= What to do =
Your job is to copy the lines from the material that include "JSON".
##### Exercise materials #####
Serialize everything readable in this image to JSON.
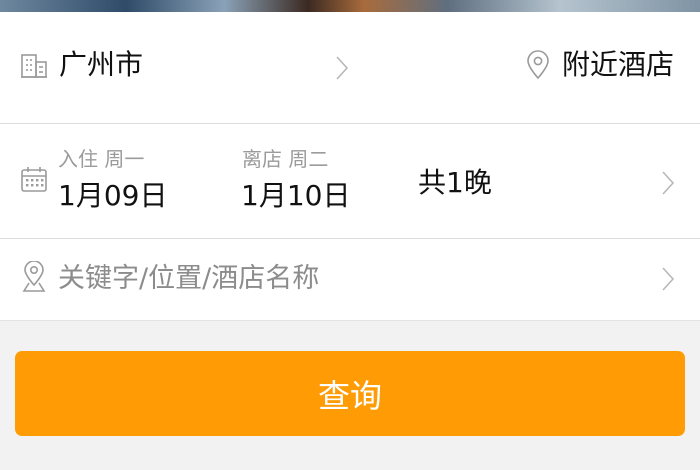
{
  "location": {
    "city": "广州市",
    "nearby_label": "附近酒店"
  },
  "dates": {
    "checkin_label": "入住 周一",
    "checkin_date": "1月09日",
    "checkout_label": "离店 周二",
    "checkout_date": "1月10日",
    "nights": "共1晚"
  },
  "keyword": {
    "value": "",
    "placeholder": "关键字/位置/酒店名称"
  },
  "search": {
    "label": "查询"
  },
  "colors": {
    "accent": "#ff9c05",
    "divider": "#dcdcdc",
    "muted_text": "#9b9b9b",
    "background": "#f2f2f2"
  },
  "icons": {
    "city": "building-icon",
    "nearby": "location-pin-icon",
    "dates": "calendar-icon",
    "keyword": "location-pin-icon",
    "chevron": "chevron-right-icon"
  }
}
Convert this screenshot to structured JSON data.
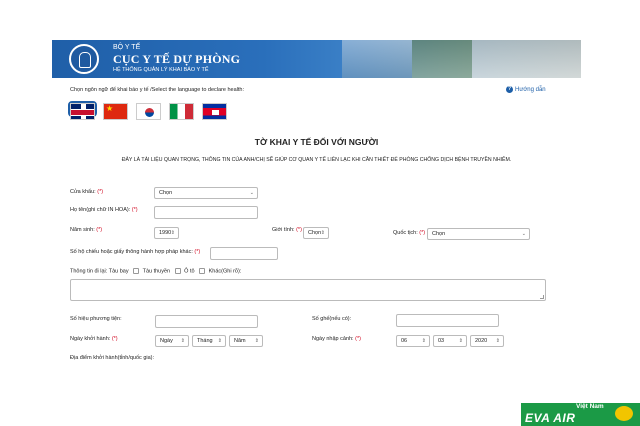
{
  "header": {
    "org": "BỘ Y TẾ",
    "title": "CỤC Y TẾ DỰ PHÒNG",
    "subtitle": "HỆ THỐNG QUẢN LÝ KHAI BÁO Y TẾ"
  },
  "language": {
    "label": "Chọn ngôn ngữ để khai báo y tế /Select the language to declare health:",
    "flags": [
      "vietnam-flag-icon",
      "uk-flag-icon",
      "china-flag-icon",
      "korea-flag-icon",
      "italy-flag-icon",
      "cambodia-flag-icon"
    ]
  },
  "help": {
    "icon": "question-icon",
    "label": "Hướng dẫn"
  },
  "form": {
    "title": "TỜ KHAI Y TẾ ĐỐI VỚI NGƯỜI",
    "notice": "ĐÂY LÀ TÀI LIỆU QUAN TRỌNG, THÔNG TIN CỦA ANH/CHỊ SẼ GIÚP CƠ QUAN Y TẾ LIÊN LẠC KHI CẦN THIẾT ĐỂ PHÒNG CHỐNG DỊCH BỆNH TRUYỀN NHIỄM.",
    "required_mark": "(*)",
    "gate": {
      "label": "Cửa khẩu:",
      "value": "Chọn"
    },
    "fullname": {
      "label": "Họ tên(ghi chữ IN HOA):",
      "value": ""
    },
    "birth_year": {
      "label": "Năm sinh:",
      "value": "1990"
    },
    "gender": {
      "label": "Giới tính:",
      "value": "Chọn"
    },
    "nationality": {
      "label": "Quốc tịch:",
      "value": "Chọn"
    },
    "passport": {
      "label": "Số hộ chiếu hoặc giấy thông hành hợp pháp khác:",
      "value": ""
    },
    "travel_info": {
      "label": "Thông tin đi lại: Tàu bay",
      "options": [
        "Tàu thuyền",
        "Ô tô",
        "Khác(Ghi rõ):"
      ]
    },
    "vehicle_no": {
      "label": "Số hiệu phương tiện:",
      "value": ""
    },
    "seat_no": {
      "label": "Số ghế(nếu có):",
      "value": ""
    },
    "depart_date": {
      "label": "Ngày khởi hành:",
      "day": "Ngày",
      "month": "Tháng",
      "year": "Năm"
    },
    "entry_date": {
      "label": "Ngày nhập cảnh:",
      "day": "06",
      "month": "03",
      "year": "2020"
    },
    "departure_place": {
      "label": "Địa điểm khởi hành(tỉnh/quốc gia):"
    }
  },
  "watermark": {
    "country": "Việt Nam",
    "brand": "EVA AIR"
  },
  "colors": {
    "banner": "#1f5fa8",
    "required": "#d0021b",
    "link": "#1d5fa8",
    "watermark": "#1b9a46"
  }
}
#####
= Result for this exercise =
Serialize everything readable in this image to JSON.
Convert this screenshot to structured JSON data.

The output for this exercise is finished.